Classics student wins Dintersmith fellowship

Megan ShulerI spent the summer here at William and Mary (mostly in Swem!), with the help of a Dintersmith Fellowship, conducting research for my Honors Thesis, which is provisionally entitled “Relicta: A Comparative Artifact Analysis and Other Roman Domestic Sites.” There has been a recent trend in Roman domestic archaeology to reject incorrect assumptions derived from textual and ethnographic analogy, as well as to integrate artifacts into the study of space. My research follows in the footsteps of people such as Penelope Allison, who is instrumental in these changes within the field, as well as Joanne Berry (artifact assemblage analysis), Andrew Wallace-Hadrill (extending focus from elite atrium-houses to all levels of Pompeian society), and others. In addition, I (again, following Allison) question the utility of Pompeii as an ideal case study of Roman life. I will compare case studies and general trends from this city with Karanis in the Fayyum region of Egypt, as well as a site from Roman Britain (hopefully Silchester; pending data). The summer research was immensely helpful; I was able to build my methodology and theoretical perspective, to read some general information about the various areas, and to begin to compile data on Pompeii, particularly the Casa dell’Effebo (a large atrium house), the Casa del Fabbro (an average house with copious artifacts), and House I, 10 1 (a modest dwelling). Due to the advanced preparation, I am making some preliminary conclusions, especially considering the use of large, open multi-purpose halls in all of my case studies.
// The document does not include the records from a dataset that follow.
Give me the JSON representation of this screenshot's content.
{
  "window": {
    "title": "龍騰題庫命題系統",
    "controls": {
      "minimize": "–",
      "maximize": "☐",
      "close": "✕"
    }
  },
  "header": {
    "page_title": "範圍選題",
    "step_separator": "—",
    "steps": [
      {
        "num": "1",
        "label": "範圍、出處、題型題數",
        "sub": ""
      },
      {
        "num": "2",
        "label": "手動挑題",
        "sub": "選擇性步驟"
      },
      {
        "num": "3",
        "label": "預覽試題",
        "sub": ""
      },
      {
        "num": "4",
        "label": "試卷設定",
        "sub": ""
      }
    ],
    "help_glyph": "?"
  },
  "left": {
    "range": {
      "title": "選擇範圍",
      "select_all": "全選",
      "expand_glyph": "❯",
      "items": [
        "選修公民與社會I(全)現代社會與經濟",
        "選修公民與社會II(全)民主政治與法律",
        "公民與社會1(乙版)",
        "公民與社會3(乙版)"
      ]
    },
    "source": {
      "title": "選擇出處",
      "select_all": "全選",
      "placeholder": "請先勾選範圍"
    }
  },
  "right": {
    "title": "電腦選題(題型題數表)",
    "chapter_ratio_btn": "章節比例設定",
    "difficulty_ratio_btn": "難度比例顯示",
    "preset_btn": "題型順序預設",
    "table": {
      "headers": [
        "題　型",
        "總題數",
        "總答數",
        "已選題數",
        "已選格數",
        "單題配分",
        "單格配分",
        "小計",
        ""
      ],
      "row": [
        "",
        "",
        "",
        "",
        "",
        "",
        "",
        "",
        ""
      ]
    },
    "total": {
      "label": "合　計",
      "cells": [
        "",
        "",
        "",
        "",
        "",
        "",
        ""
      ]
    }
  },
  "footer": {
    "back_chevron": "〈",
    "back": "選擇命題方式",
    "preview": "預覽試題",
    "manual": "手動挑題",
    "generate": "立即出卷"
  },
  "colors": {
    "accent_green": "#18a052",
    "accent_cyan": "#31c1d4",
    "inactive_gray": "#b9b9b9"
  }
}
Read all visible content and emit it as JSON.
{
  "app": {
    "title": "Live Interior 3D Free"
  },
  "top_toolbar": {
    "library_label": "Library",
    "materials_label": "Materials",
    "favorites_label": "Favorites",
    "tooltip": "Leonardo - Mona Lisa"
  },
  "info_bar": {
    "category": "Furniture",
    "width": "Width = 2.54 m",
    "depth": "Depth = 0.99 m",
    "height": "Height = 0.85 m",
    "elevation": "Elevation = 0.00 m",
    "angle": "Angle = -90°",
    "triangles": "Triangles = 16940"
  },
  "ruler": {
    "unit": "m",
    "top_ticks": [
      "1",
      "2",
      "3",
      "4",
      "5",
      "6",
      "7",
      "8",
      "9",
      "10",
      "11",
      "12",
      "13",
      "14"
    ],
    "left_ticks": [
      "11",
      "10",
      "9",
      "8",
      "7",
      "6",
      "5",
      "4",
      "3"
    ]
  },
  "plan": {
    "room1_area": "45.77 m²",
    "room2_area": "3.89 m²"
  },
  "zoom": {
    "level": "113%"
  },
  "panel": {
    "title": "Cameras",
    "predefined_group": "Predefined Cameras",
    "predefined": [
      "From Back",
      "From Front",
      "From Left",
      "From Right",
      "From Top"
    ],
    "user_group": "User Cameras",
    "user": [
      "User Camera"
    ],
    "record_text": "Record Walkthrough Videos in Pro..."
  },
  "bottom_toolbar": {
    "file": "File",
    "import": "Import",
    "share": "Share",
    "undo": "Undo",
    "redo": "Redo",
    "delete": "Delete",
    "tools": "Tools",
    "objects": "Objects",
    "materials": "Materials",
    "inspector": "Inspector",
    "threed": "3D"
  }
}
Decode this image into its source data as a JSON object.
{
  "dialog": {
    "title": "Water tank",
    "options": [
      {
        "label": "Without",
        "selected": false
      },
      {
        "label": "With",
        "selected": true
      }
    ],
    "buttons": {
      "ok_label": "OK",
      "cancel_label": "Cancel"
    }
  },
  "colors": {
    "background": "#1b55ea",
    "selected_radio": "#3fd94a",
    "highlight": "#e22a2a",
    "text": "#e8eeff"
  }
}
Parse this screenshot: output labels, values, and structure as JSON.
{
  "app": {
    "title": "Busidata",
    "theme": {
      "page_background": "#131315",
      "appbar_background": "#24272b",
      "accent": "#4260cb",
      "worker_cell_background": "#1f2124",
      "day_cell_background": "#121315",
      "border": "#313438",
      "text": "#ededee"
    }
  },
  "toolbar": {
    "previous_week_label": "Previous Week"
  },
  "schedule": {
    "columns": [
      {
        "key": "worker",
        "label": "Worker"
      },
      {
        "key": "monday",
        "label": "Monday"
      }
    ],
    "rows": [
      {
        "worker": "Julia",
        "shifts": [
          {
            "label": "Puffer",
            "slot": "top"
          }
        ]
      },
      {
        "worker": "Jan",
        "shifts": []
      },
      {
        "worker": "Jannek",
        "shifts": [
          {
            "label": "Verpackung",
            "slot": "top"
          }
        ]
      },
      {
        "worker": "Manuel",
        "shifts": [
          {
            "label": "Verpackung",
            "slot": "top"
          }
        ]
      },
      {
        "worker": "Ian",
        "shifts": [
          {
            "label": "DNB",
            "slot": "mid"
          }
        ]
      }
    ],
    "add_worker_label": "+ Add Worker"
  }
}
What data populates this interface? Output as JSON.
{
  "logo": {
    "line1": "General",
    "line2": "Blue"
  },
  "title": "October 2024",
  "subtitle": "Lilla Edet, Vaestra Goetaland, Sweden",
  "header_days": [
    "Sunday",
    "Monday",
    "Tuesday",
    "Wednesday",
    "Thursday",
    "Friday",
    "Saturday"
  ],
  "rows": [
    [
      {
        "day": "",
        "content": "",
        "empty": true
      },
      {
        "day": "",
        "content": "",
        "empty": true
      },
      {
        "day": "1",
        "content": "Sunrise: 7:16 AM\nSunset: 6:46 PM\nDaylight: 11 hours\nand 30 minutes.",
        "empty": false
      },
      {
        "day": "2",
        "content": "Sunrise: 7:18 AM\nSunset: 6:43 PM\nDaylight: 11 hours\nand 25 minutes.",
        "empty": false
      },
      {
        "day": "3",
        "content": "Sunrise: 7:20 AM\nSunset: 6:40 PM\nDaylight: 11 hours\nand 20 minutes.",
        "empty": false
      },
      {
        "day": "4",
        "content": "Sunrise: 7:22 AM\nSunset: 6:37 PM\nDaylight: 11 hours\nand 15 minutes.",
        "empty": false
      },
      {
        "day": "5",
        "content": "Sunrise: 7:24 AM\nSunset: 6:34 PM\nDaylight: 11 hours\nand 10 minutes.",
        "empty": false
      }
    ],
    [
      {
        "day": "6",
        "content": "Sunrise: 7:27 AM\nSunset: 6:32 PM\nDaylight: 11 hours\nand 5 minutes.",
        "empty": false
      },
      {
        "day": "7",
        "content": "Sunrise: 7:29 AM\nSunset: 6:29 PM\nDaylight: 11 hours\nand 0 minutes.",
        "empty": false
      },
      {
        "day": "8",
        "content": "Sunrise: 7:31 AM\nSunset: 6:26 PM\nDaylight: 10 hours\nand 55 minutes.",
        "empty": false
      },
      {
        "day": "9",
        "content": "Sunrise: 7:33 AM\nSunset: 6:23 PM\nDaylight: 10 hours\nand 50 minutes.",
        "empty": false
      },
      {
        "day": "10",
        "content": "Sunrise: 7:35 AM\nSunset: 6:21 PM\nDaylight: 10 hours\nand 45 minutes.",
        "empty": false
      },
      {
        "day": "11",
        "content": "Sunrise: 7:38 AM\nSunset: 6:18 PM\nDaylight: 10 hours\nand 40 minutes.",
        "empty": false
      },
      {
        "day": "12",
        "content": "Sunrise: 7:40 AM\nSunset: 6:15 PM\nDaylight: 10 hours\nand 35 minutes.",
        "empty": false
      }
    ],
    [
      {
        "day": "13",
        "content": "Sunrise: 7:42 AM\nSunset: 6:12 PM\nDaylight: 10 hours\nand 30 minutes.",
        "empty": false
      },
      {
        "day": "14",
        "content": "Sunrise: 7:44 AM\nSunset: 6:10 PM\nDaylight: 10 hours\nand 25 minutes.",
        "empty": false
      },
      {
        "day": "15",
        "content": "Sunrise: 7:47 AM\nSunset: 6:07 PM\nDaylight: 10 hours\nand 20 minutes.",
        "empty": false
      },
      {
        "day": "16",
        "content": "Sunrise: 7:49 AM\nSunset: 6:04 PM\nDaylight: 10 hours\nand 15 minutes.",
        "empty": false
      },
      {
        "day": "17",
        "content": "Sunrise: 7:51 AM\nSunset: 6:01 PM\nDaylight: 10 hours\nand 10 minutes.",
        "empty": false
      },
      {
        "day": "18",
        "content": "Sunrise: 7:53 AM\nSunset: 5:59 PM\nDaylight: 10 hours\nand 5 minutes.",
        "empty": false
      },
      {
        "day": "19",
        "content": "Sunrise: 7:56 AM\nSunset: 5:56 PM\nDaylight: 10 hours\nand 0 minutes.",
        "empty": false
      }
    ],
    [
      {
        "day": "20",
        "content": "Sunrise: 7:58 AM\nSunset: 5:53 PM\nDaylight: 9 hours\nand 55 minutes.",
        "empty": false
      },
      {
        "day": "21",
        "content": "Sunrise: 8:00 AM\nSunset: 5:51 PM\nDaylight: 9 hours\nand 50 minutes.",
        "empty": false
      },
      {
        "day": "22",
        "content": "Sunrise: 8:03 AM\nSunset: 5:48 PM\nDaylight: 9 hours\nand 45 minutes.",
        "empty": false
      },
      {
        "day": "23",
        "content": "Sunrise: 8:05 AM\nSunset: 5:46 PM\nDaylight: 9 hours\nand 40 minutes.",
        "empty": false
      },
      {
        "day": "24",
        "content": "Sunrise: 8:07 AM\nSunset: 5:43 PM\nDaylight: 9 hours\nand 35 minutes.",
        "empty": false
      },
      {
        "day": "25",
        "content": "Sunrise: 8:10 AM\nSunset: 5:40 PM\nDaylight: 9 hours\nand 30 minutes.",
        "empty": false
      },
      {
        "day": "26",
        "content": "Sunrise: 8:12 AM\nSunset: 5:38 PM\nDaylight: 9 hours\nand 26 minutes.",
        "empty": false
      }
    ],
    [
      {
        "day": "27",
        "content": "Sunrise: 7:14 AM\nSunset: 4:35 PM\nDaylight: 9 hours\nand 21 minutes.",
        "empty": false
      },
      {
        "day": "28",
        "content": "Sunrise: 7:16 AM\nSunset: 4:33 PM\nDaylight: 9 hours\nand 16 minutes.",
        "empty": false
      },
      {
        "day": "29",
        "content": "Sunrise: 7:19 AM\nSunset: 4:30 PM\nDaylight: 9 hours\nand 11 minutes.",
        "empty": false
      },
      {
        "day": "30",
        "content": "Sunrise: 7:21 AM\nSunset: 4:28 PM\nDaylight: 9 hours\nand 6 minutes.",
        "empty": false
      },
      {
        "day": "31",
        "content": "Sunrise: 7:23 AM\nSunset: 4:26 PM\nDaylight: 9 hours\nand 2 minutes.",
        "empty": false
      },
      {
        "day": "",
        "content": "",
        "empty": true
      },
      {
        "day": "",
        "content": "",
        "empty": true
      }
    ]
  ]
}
I have been (and will continue to be) blogging about my research at